Segment Start: INPUT DATA
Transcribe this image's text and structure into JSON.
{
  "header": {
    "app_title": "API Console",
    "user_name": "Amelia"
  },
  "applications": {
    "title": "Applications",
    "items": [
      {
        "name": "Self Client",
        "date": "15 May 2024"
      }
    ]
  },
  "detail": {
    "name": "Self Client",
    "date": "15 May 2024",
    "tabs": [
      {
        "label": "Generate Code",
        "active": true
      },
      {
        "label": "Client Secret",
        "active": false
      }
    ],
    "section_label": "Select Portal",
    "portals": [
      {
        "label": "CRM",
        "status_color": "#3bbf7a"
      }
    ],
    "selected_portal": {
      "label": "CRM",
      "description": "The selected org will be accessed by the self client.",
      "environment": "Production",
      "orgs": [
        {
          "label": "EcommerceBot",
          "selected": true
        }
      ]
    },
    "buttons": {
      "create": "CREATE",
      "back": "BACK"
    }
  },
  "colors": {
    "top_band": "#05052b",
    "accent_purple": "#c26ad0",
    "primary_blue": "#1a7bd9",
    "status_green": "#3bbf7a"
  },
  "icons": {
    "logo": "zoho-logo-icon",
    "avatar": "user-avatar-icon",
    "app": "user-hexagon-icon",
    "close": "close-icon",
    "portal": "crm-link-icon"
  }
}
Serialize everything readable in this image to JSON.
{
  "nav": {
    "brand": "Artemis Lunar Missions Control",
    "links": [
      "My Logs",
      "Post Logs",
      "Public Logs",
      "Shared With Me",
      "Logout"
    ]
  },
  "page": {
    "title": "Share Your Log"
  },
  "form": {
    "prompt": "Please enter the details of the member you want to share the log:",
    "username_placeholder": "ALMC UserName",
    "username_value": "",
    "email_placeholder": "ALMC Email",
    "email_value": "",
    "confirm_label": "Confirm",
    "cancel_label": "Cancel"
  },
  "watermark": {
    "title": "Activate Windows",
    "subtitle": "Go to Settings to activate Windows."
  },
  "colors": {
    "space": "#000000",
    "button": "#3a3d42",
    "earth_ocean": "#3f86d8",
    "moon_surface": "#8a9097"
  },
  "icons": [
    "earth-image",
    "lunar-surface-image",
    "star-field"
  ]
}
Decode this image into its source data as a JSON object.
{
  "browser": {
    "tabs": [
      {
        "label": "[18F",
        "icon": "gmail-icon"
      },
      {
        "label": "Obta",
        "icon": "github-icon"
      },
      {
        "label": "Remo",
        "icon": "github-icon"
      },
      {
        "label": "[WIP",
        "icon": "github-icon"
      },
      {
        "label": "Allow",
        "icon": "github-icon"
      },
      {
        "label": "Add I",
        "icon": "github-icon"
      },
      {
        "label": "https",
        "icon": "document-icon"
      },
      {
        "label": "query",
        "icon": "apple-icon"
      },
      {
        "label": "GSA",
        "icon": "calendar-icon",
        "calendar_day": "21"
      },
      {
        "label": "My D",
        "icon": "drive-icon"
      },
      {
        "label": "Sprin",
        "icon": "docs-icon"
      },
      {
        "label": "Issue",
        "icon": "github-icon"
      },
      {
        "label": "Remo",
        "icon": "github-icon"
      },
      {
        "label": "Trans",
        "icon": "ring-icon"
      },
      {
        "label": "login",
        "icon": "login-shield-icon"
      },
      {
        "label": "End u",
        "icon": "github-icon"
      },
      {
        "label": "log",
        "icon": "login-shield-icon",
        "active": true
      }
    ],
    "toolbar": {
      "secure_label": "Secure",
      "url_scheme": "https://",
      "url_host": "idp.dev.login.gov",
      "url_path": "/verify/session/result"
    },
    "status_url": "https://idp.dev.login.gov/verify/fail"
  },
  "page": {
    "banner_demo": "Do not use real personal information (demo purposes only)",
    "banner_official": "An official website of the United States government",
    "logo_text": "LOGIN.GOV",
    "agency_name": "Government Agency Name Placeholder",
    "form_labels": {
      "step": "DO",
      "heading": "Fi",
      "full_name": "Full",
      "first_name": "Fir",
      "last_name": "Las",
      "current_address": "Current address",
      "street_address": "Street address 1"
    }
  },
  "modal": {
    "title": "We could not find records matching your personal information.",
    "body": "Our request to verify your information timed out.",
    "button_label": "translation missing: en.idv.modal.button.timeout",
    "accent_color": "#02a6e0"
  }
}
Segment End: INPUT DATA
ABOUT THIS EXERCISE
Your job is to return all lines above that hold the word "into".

SOLUTION
Transcribe this image's text and structure into JSON.
Decode this image into its source data as a JSON object.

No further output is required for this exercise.